LAD L.A. Dodgers • #46 • Age: 30
ADP
359
2018 majors
ERA
3.58
WHIP
1.08
IP
55.1
BB
22
K
88
Corey Knebel dominated as a closer in 2017, then had an uneven performance in 2018, splitting saves with two others. But his ability to miss bats, accounting for 14.7 K/9 during that two-year span, makes him an excellent closer candidate even now. In fact, he'd probably be closing for the Brewers if he hadn't needed Tommy John surgery in 2019, so now that he's back, will Craig Counsell choose to make Josh Hader a versatile high-leverage performer again?
STL St. Louis • #56 • Age: 27
ADP
421
ERA
2.95
WHIP
1.26
IP
36.2
BB
12
K
32

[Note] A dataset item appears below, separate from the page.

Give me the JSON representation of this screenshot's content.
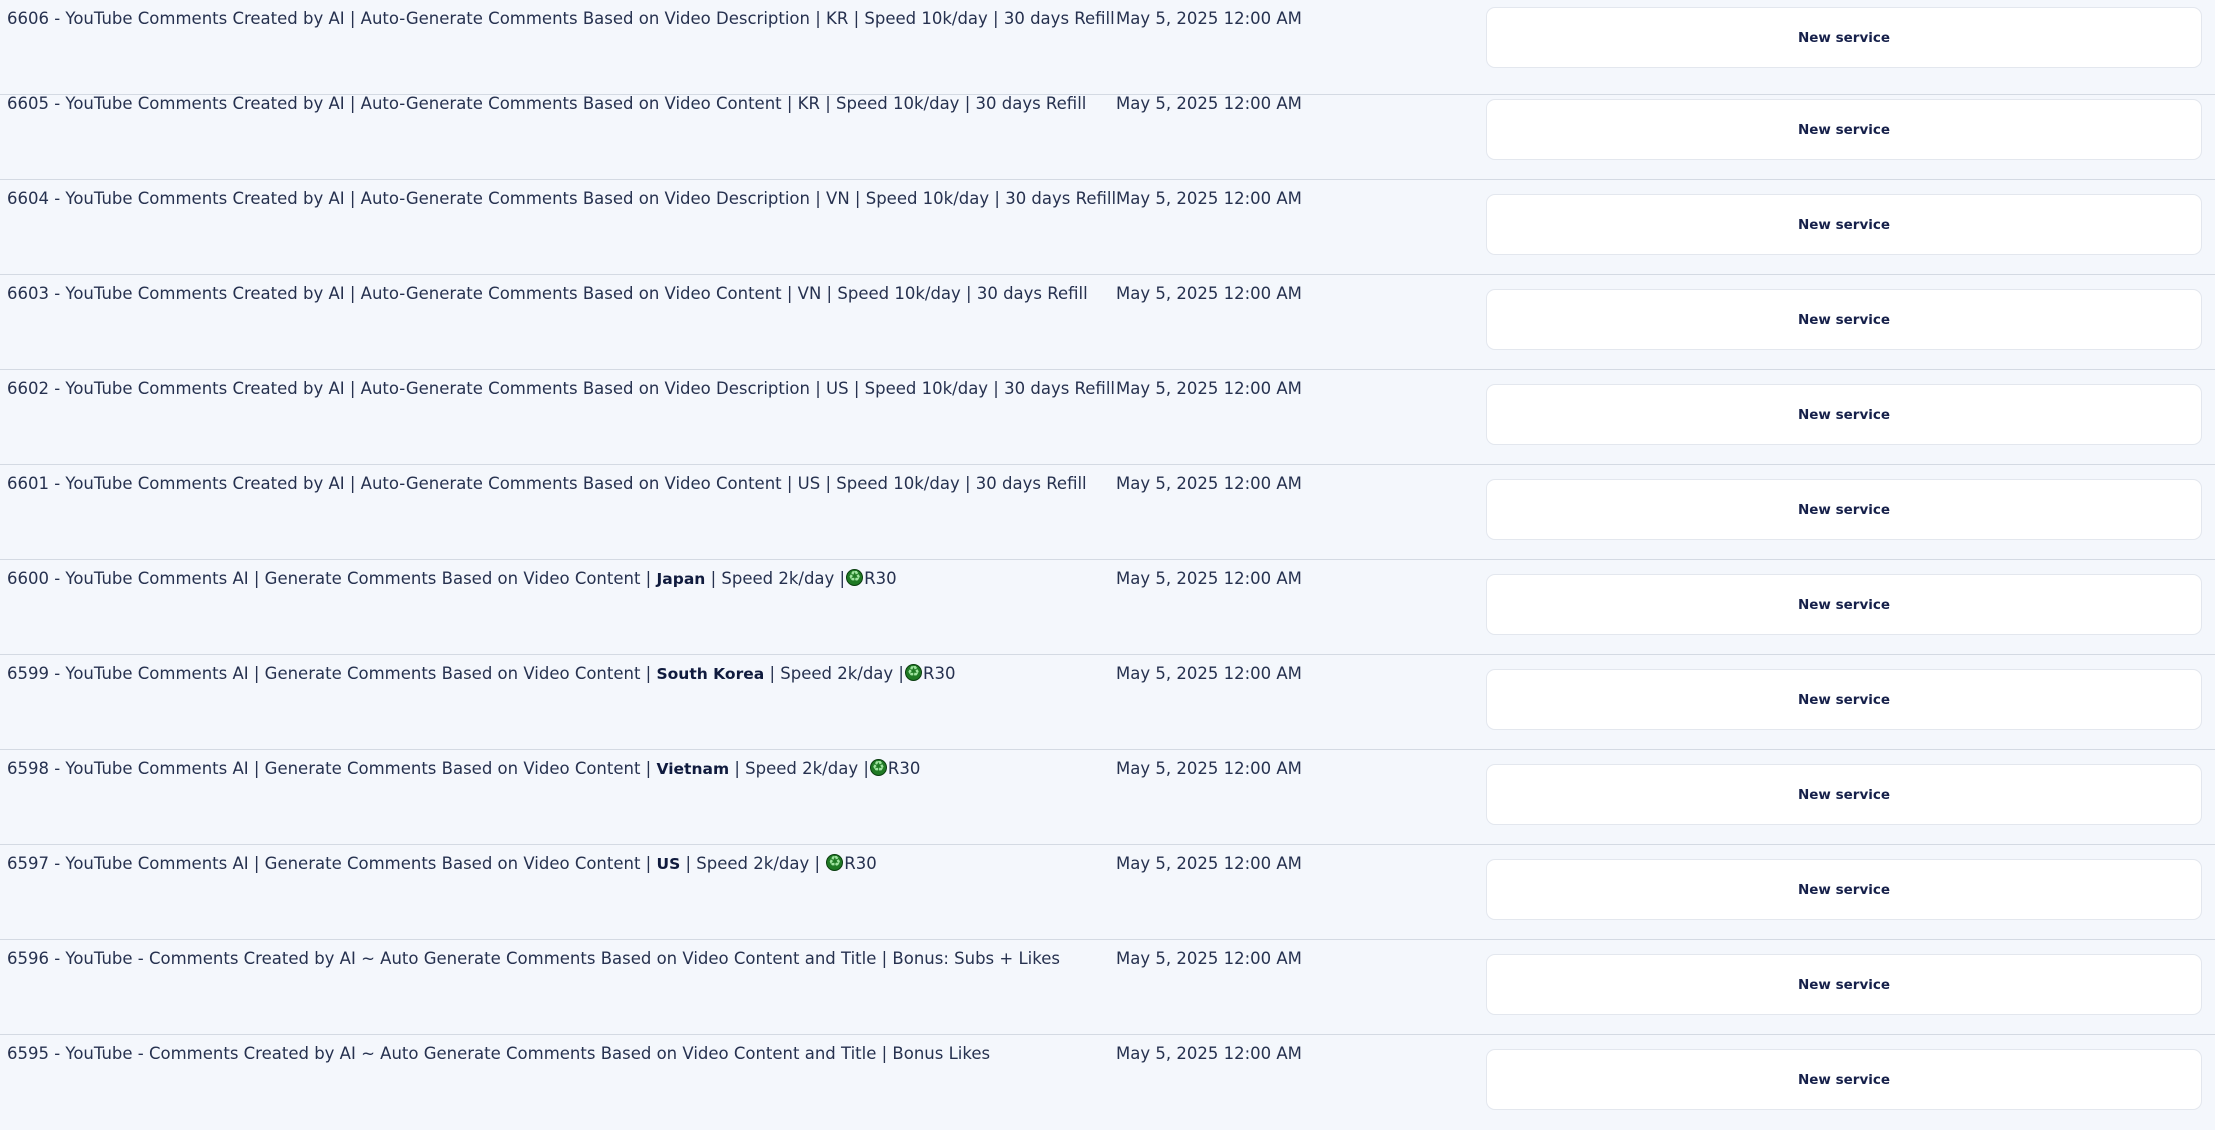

Is Ryan Helsley the favorite to close now for the Cardinals? With Giovanny Gallegos having yet to report, Jordan Hicks choosing to opt out for health reasons and Carlos Martinez still angling for a rotation spot, he may well be. His ratios leave something to be desired, but he reaches triple digits with his fastball and, of course, saves are saves.